Fuel cells: SolidPower collects 40 million euro to build a factory
BlueGen was developed by SolidPower in Germany. The company has so far installed 1,000 units of this type and can look back on millions of operating hours in the field. In contrast to the Viessmann Vitovalor system, the BlueGen’s solid fuel cell emits almost no waste heat. It can be run as an electricity generating system and there is no need to worry about waste heat.
Electricity generating systems are catching on
In the medium term, electricity generating systems will catch on. Many experts see electricity-generating heating systems with fuel cells as the technology what will replace gas-fired boilers while continuing to operate water-based heating systems. This is taking the short view: heating is only needed during the heating period. If there is sufficient sunlight, the house can be supplied with solar power, which can also provide hot running water.
The fuel cell only comes in when solar power is no longer sufficiently powerful. In this case, however, it does not really make sense to activate a second heating system that transfers heat to the radiators by heating up water at great expense and loss. It would be much easier to heat the spaces via electrical heating surfaces.
The end of water-based heating
The fuel cell heralds the end of water-based heating systems. It is the crucial element for the decarbonisation of building services. The units by Viessmann or SolidPower currently still run on natural gas.
However, in the future, hydrogen produced from solar power will be used, as the Berlin-based company Home Power Solutions demonstrated last year at the Intersolar. Such fuel cells can do without reformers that break down methane into hydrogen. This should make the systems even simpler.
Strong in combination with EVs
Fuel cells really come into their own when combined with cars running on electricity. EVs are usually the largest consumers of a household when plugged into their own charging socket. This increases the baseload, which makes the use of fuel cells more economical. In this case, the homeowner decarbonises not only how he uses the heating, but also his mobility. Emissions from boilers or vehicle engines are a thing of the past, and all three sectors are supplied via the building. This is completely independent for the customers and makes the building the energy hub of families, companies and municipal stakeholders.
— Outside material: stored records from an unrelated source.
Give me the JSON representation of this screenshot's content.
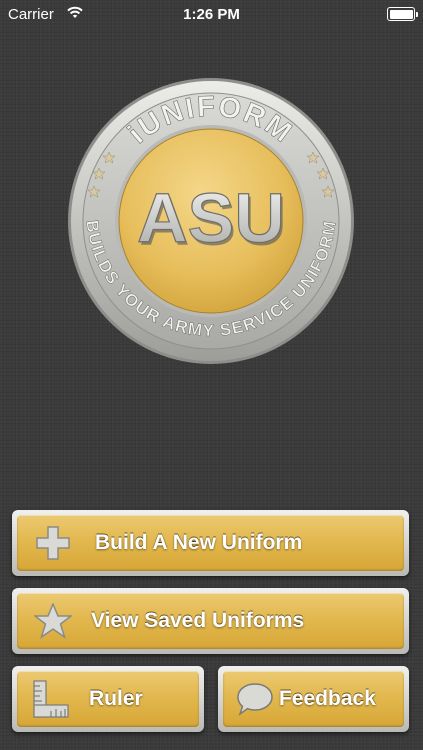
{
  "status_bar": {
    "carrier": "Carrier",
    "time": "1:26 PM"
  },
  "emblem": {
    "top_text": "iUNIFORM",
    "center_text": "ASU",
    "ring_text": "BUILDS YOUR ARMY SERVICE UNIFORM"
  },
  "buttons": {
    "build": "Build A New Uniform",
    "view": "View Saved Uniforms",
    "ruler": "Ruler",
    "feedback": "Feedback"
  },
  "colors": {
    "background": "#3a3a3a",
    "gold": "#e2b84f",
    "silver": "#c8c8c6"
  }
}
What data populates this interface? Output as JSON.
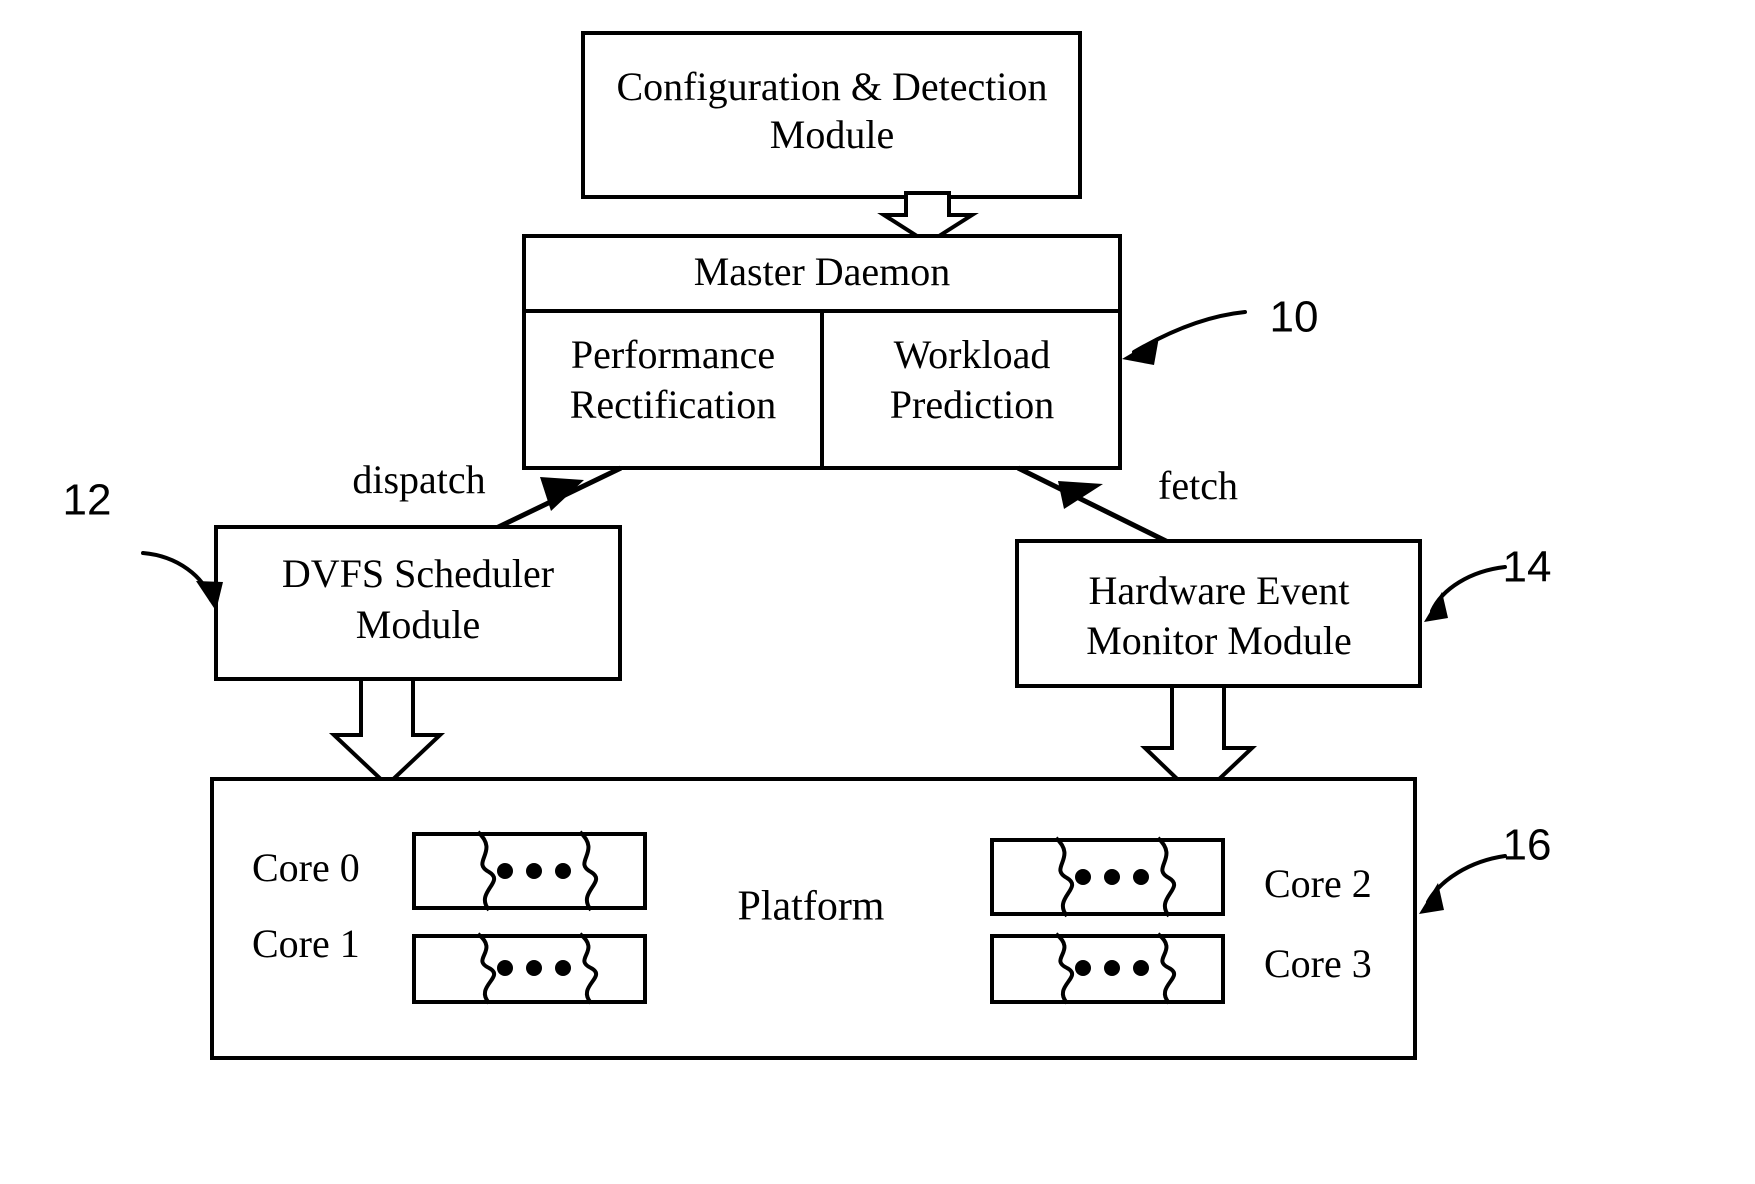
{
  "figure": {
    "type": "block-diagram",
    "title": "DVFS system architecture block diagram",
    "background_color": "#ffffff",
    "line_color": "#000000"
  },
  "blocks": {
    "config_detection": {
      "line1": "Configuration & Detection",
      "line2": "Module"
    },
    "master_daemon": {
      "header": "Master Daemon",
      "left_cell_line1": "Performance",
      "left_cell_line2": "Rectification",
      "right_cell_line1": "Workload",
      "right_cell_line2": "Prediction"
    },
    "dvfs_scheduler": {
      "line1": "DVFS Scheduler",
      "line2": "Module"
    },
    "hardware_event_monitor": {
      "line1": "Hardware Event",
      "line2": "Monitor Module"
    },
    "platform": {
      "label": "Platform"
    }
  },
  "edge_labels": {
    "dispatch": "dispatch",
    "fetch": "fetch"
  },
  "cores": {
    "core0": "Core 0",
    "core1": "Core 1",
    "core2": "Core 2",
    "core3": "Core 3",
    "ellipsis_dot_count": 3
  },
  "reference_numbers": {
    "master_daemon": "10",
    "dvfs_scheduler": "12",
    "hardware_event_monitor": "14",
    "platform": "16"
  }
}
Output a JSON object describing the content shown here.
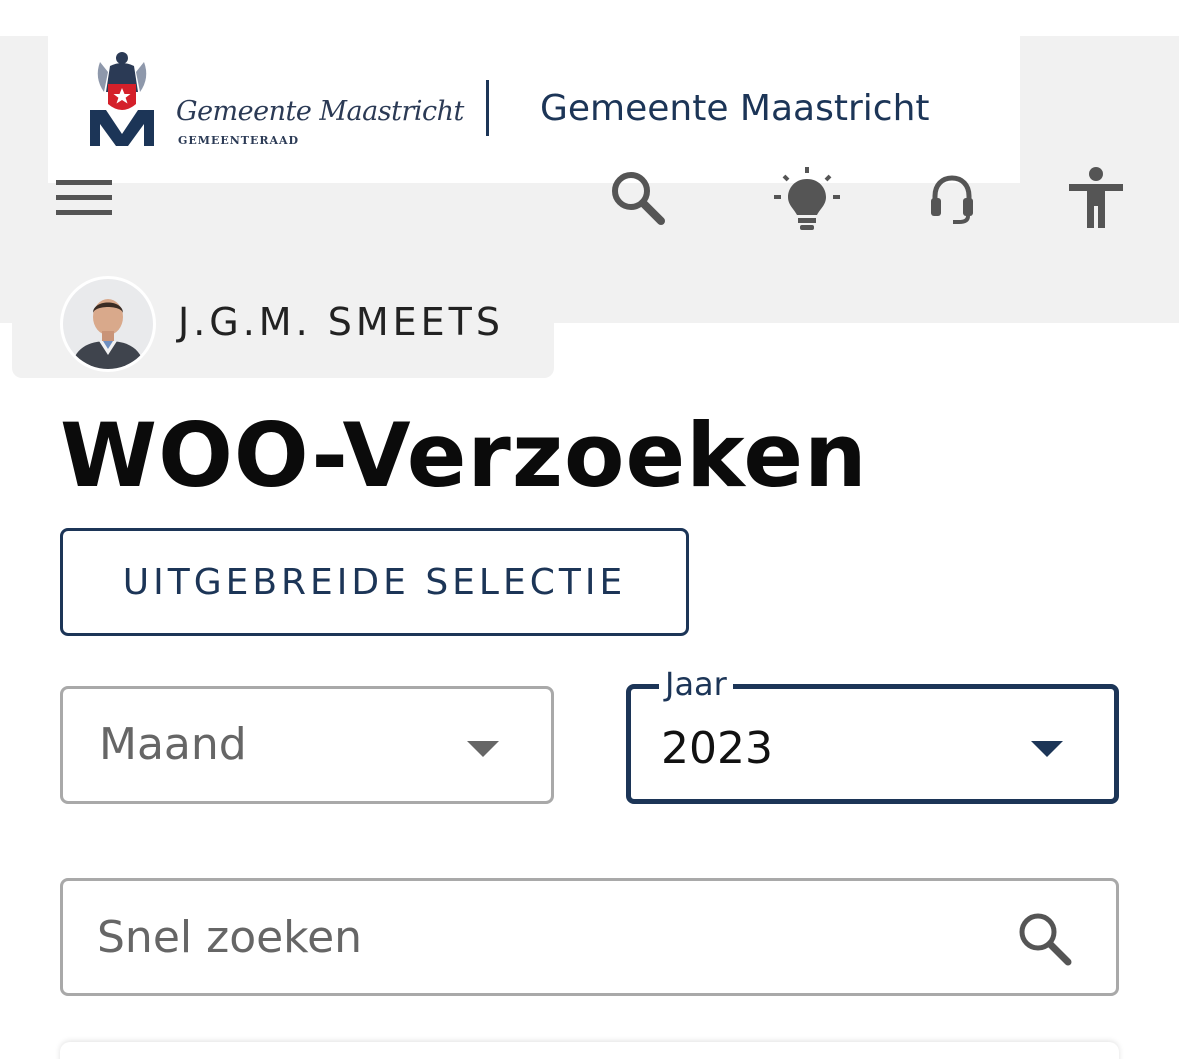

40 million euros for a new factory
The fact that fuel cells are becoming interesting to installing companies as a new category of equipment is demonstrated not only by the more than 1,000 units that Viessmann or SolidPower have already installed. A few months ago, SolidPower received strategically important funding of 40 million euros. In the first investment step, production capacities in Italy will be expanded. SolidPower is also investing in further research into solid oxide fuel cell (SOFC) technology.
In total, SolidPower will create around 80 new jobs in Italy by 2020. Together with the factories in Heinsberg (North Rhine-Westphalia), Switzerland and Australia, the company has grown to more than 220 staff. The expansion of production in Italy paves the way for the mass market, which so far has only been achieved by Panasonic.
16,000 BlueGen each year
In 2020, around 16,000 BlueGen power plants are to come off the production line each year. So far, the output has been 1,500 units. This expansion can cost SolidPower a lot of money: Over the next three years, 18.9 million euros will be invested into the expansion of the factories and modern production machinery.
A further 9.1 million euros will be invested in a research project to optimise fuel cells, in cooperation with the Bruno-Kessler-Foundation and the University of Trento. (HS)
Read this, too:
Fuel cells: Self-generated electricity even in winter
Stay informed, get our newsletter twice a week.
Register here: http://www.pveurope.eu/Newsletter
Read more on PV in Europe: